→ **Task instructions**:
Determine the number of lines below that contain the string "handle", and state only that number.

→ **Material provided**:
[Start of Attachment]

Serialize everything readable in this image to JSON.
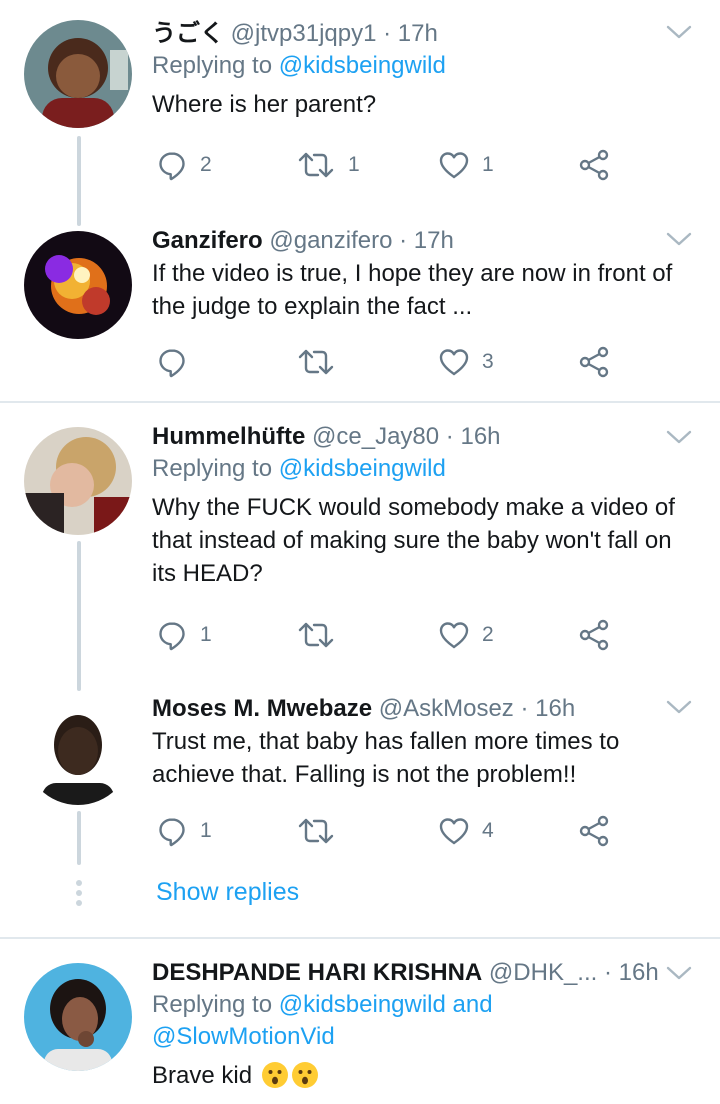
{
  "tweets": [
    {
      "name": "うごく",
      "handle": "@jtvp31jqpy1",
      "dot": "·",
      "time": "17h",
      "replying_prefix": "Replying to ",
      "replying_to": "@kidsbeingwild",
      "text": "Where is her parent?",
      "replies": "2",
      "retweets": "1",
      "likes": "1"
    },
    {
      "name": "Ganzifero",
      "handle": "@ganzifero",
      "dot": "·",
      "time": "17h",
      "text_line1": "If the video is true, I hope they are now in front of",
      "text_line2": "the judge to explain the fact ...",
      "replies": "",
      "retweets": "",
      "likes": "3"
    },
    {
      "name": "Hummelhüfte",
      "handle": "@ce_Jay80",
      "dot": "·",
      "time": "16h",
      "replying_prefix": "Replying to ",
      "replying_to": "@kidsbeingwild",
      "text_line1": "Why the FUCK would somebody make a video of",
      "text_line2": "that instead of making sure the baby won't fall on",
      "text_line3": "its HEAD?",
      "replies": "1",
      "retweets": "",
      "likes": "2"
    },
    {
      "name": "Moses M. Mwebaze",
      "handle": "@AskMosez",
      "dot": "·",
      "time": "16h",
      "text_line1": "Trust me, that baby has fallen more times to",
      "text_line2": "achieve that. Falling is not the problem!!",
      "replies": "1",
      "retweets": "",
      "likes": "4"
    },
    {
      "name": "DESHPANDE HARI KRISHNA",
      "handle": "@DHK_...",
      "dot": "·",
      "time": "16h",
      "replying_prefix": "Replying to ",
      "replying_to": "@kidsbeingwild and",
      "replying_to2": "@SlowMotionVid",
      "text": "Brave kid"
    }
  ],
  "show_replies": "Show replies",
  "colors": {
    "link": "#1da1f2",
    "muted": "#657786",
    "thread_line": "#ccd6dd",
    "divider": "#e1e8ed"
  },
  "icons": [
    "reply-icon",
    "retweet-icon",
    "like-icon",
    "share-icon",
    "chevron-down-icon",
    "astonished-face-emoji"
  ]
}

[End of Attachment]

→ **Answer area**:
5